Brief - Wherever the word "happy" appears in a line below, that line counts; report the total number of such lines only.

Provided records -
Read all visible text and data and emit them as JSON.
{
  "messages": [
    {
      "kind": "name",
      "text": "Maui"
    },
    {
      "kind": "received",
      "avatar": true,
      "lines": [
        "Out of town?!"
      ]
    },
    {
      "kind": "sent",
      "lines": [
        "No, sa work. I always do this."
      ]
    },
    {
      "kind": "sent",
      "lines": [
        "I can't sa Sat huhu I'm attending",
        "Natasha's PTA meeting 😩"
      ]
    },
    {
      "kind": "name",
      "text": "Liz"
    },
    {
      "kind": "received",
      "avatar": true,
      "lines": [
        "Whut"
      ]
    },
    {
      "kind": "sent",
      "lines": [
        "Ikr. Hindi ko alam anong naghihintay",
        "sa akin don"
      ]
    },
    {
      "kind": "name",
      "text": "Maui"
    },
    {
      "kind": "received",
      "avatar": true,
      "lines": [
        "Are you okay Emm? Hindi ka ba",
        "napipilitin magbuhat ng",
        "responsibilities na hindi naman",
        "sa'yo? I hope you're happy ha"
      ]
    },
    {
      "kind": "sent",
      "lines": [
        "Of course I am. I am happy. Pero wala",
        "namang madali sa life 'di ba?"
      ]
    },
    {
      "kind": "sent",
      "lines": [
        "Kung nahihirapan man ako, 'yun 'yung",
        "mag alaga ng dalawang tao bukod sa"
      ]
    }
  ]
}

Solution to this problem - 2